The Leiden Plaque, a lunar series recorded in 320 AD
The earliest known Lunar Series from the Maya world comes from an object called the Leiden Plaque, an eight inch jade celt meant to hang from the waste of a royal costume. On its front side a king is displayed, standing atop a captive and wearing an elaborate costume. The date etched on its back side is 1 Eb 0 Yaxkin, or September 17th, 320 AD. At the very bottom of the text, after the long count and the tzolk'in day, a group of eight smaller glyphs provide first the Lord of the Night and then some basic Lunar Series data. Though stylistically this artifact can be tied to the Peten, it was looted from its original context, so its exact point of origin remains unknown. The earliest known Lunar Series from a stela with secure archaeological context comes from Uaxactun and dates to 357 AD.

There is good evidence to say that the Maya were able to calculate the actual length of an average lunation very accurately. The Lunar Series chooses 29 or 30 days, following the Maya penchant for expressing only whole numbers, while modern science calculates the synodic period of the moon as 29.53059 days. When they chose to pick a formula of six lunations the average day count came out to 177 days, or 6 x 29.5 days, which was close to true but still incurred an error of about .36 days per year. While a count of 177 days was not as accurate as the Maya could get, it was probably used because it is the most common interval of time in between eclipses.
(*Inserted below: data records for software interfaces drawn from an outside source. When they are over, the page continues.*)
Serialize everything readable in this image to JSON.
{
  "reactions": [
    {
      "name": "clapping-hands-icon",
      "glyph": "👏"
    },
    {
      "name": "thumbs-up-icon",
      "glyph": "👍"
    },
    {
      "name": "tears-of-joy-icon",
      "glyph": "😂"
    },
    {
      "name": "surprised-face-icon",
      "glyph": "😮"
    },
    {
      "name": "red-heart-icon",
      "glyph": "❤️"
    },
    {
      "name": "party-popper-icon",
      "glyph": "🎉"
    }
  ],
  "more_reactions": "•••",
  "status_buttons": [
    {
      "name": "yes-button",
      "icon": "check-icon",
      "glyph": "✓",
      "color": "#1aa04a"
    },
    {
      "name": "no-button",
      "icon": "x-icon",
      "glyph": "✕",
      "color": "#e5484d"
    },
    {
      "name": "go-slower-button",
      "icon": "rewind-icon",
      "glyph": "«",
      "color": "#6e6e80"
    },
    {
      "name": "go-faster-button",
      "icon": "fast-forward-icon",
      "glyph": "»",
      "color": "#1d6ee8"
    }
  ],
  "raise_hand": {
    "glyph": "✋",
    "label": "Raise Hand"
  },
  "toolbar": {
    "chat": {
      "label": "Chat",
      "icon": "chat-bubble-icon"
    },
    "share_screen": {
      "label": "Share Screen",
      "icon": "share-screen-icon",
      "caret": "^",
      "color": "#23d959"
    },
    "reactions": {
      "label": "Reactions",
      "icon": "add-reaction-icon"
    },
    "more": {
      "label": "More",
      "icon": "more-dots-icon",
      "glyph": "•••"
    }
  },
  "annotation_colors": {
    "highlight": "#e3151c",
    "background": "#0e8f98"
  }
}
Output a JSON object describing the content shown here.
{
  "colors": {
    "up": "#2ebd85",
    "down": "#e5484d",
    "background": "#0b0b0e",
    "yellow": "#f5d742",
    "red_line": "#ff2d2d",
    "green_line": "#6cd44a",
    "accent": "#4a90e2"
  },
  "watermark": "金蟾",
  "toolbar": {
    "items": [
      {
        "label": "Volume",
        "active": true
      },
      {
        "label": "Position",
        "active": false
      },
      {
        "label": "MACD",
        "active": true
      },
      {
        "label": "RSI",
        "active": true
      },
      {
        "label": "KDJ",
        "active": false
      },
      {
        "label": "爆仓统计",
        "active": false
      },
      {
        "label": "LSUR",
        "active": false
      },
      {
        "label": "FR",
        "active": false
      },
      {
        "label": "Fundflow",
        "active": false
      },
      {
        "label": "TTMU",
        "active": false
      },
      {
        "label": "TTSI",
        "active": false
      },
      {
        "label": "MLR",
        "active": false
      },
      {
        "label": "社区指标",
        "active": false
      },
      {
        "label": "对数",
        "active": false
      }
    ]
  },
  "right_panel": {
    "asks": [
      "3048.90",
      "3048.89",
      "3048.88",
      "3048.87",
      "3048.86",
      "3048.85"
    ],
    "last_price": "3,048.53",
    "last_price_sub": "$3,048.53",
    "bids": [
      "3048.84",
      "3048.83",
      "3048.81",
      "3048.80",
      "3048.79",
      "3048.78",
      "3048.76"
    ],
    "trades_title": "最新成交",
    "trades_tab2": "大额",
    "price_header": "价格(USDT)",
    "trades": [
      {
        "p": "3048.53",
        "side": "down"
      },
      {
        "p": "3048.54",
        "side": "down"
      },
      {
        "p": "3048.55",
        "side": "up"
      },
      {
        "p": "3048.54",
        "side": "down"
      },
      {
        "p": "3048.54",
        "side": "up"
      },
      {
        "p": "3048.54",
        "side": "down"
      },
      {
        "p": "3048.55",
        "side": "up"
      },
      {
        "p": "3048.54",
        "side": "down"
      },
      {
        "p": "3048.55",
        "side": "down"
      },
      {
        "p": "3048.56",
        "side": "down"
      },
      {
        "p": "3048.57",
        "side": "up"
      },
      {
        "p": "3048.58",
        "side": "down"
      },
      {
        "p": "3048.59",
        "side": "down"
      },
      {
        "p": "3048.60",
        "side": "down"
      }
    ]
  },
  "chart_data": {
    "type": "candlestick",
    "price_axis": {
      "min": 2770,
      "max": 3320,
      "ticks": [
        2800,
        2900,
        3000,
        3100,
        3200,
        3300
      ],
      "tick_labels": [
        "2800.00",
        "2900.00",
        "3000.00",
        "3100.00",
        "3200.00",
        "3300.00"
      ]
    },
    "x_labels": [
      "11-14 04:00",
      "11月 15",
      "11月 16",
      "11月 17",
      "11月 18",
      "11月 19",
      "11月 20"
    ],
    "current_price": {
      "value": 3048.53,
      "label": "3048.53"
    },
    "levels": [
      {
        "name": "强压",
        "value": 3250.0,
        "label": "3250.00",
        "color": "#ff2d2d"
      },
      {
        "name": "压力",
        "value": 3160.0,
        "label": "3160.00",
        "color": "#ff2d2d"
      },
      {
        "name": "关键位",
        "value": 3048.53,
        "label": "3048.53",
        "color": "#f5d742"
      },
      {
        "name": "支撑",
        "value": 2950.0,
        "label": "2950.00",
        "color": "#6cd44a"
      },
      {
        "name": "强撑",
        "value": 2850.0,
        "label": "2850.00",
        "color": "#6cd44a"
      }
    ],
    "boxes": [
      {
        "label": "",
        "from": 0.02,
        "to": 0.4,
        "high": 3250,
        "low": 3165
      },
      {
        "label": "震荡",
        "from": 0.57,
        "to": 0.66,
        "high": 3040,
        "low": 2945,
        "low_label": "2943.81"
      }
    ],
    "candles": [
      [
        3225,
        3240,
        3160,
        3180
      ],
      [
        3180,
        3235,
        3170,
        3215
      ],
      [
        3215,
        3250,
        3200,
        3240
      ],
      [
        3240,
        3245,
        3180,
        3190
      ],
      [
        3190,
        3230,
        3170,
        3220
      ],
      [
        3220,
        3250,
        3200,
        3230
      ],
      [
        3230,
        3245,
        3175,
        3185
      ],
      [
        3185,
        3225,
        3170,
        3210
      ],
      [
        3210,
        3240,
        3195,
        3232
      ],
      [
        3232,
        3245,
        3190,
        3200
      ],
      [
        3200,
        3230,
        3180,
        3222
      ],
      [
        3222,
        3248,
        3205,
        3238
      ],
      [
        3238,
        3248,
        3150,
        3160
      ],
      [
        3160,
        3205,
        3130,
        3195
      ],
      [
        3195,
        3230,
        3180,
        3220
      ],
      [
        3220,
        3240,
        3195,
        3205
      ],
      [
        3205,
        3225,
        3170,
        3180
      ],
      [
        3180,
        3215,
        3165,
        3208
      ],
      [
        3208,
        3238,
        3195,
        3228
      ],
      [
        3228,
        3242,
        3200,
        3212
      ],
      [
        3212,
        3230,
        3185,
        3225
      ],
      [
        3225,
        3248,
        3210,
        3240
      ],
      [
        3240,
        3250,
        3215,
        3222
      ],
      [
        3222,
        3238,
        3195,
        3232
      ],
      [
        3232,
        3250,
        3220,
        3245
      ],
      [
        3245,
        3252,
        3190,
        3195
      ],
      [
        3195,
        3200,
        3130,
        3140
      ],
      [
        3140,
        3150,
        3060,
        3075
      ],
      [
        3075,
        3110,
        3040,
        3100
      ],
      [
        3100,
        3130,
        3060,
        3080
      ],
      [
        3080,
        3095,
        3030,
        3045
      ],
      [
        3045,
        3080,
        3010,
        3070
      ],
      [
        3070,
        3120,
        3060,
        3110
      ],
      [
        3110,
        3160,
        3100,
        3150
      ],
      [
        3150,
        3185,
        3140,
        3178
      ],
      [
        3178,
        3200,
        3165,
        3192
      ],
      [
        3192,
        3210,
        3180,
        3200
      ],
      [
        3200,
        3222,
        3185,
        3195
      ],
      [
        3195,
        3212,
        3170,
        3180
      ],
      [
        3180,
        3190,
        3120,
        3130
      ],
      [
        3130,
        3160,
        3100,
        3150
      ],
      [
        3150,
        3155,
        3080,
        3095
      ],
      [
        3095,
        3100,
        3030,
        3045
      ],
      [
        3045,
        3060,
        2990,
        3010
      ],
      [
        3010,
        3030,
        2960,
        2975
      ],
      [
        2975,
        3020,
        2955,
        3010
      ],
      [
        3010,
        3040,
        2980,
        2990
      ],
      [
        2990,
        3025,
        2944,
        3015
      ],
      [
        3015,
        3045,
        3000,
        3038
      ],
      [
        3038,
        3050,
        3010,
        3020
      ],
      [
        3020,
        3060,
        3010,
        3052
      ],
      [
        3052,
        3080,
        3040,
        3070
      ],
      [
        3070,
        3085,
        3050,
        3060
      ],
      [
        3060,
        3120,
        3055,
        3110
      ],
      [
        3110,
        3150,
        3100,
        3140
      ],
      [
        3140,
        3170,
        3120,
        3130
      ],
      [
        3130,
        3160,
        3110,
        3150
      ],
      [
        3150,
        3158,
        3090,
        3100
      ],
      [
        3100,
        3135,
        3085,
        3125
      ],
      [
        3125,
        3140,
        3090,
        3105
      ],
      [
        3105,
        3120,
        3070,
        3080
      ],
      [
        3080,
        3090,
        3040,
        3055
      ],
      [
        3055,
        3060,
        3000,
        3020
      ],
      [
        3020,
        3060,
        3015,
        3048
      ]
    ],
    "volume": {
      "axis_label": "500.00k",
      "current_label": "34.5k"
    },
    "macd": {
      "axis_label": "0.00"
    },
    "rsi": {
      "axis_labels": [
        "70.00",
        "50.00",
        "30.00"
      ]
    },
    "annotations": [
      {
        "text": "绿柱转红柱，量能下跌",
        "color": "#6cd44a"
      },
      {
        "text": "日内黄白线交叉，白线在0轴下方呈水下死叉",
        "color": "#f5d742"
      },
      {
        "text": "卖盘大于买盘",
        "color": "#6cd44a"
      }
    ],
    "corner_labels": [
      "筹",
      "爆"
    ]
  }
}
More accurate multiples of the lunar months were sometimes used for long range calculations. Comparison of Classic Period lunar data in Palenque monuments with the mythological lunar data from the Temple of the Sun suggests that the latter was calculated using the formula 81 moons = 2,392 days. This gives an average length of the lunar month as 29.53086, accurate to within 7 minutes per year. While not accurate enough to calculate a lunar age over two thousand years in the past, this formula would have produced accurate results when used to calculate lunar ages in the Classical era. At Copan, a formula that was almost as accurate seems to have been known: 149 moons = 4400 days. This gives a value of the lunar month as 29.5302 days.

John Teeple, a chemical engineer who chose the astronomy of Maya inscriptions as his hobby, uncovered the mechanics of the Lunar Series in the 1920's. Spending much of his time travelling on trains, he entertained himself by pouring over hieroglyphics texts and pondering their meanings. The first important clue noticed by Teeple was the fact that the last glyph of the lunar series always counted 29 or 30 days, close to the 29.53 day length of the lunar month. Next he noticed that the first numbers in the series were always between 0 and 29 days, suggesting that they were days in the lunar month.

Teeple tested his hypothesis by comparing inscriptions from the Temple of the Sun and the Temple of the Foliated Cross at Palenque. The Temple of the Sun records an event from mythological time, on the long count, long before the Classic Period. The Temple of the Foliated Cross records a long count date just 14 days later. Both are followed by a lunar series. If his hypothesis about the meaning of the lunar series was correct, he expected to find that his readings of the moon ages would be 14 days apart. Indeed, the Temple of the Sun text records of a moon age of 26 days, in a 4th lunar month of 30 days and the Temple of the Foliated Cross text records a moon age of 10 days in the 5th lunar month. This was his confirmation and he went on to translate almost 200 examples of the Maya Lunar Series and published them in two extensive manuscripts, one in 1925 and the other in 1930.